In this experiment, scientists used it to block the mosquito’s reproductive capacity and spread female infertility. Lead researcher Andrea Crisanti said it will be 5 to 10 years before mosquitoes with gene drive are tested in the wild.
Ant Bait that Disrupts Genes
Within four to five years, PMPs may be using RNAi-based baits to control ants, according to John Killmer, CEO of a St. Louis-based start-up called RNAgri.
RNAi stands for Ribonucleic Acid Interference (see sidebar below). It was discovered about 15 years ago and involves silencing very specific genes in a particular organism, in this case to kill particular species of ants.
The high level of selectivity of RNAi is both a blessing and a curse, said Killmer. “The blessing is that it is so specific that it will not harm beneficial insects or harm insects that you want to keep, like indigenous versus introduced species. The curse is that the selectivity is such that closely related species may not be killed by just one RNAi,” he explained.
As such, Killmer’s bait likely will feature more than one RNAi sequence in order to target a range of household ants, such as Argentine, carpenter, Pharaoh and odorous house ants, as well as fire ants. He sees the bait formulation being similar to that of current ant gel baits on the market.
RNAi molecules are sustainable and “benign from a toxicological standpoint,” which is important to homeowners with children and pets, said Killmer, who is seeking a partner to help commercialize the ant bait for professional and consumer markets. He also is collaborating with Monsanto (now Bayer) on agricultural and bee health applications.

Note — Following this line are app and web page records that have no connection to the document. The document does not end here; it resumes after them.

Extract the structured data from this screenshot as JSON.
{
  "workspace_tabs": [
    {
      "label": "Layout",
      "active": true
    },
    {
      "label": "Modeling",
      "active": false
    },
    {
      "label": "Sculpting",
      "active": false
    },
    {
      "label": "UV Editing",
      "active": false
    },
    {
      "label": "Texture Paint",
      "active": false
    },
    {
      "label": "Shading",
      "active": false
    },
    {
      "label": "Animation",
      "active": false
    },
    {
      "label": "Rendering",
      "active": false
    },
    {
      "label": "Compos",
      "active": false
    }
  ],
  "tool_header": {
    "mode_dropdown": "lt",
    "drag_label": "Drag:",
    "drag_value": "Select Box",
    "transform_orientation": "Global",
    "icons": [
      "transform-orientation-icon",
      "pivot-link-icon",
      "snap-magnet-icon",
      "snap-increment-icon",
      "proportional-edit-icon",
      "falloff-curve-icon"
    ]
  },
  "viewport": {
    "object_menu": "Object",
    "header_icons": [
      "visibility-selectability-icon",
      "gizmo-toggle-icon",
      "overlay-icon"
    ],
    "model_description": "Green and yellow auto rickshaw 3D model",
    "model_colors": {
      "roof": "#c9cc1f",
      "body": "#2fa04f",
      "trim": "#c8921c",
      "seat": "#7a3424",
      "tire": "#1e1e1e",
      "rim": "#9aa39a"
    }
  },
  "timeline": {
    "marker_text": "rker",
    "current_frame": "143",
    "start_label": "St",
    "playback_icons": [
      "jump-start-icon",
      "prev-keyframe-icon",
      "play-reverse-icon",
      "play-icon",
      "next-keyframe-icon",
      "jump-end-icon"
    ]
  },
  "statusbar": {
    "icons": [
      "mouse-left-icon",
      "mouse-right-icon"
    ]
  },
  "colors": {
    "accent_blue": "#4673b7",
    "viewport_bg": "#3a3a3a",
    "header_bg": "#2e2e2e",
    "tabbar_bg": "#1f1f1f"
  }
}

One of Killmer’s achievements is overcoming the high cost of producing RNAi. “The first few grams of RNAi that were used in testing were tens of thousands of dollars a gram if not hundreds of thousands of dollars a gram,” he recalled. He’s since developed an efficient way to make the RNA and has reduced the cost to less than a dollar a gram.
That’s significant because RNAi is “powerful stuff,” only requiring nanogram amounts to kill insect pests, he said. Killmer also is working with a university researcher to use RNAi to control mosquito larvae.
Mixing It Up. The most effective biopesticides may be ones that combine technologies, such as RNAi plus an entomopathogen like fungi, an area the research community is pursuing with “much interest,” said Purdue’s Scharf.
His lab recently published the results of a study that screened 57 double-stranded RNA (dsRNA) sequences from the Eastern subterranean termite for possible use as an RNAi termiticide.
“We found that while a small fraction of dsRNAs are effective, none are effective at the level required for market success. The take-home message is that there is more work to do to bring the concept to reality,” he said.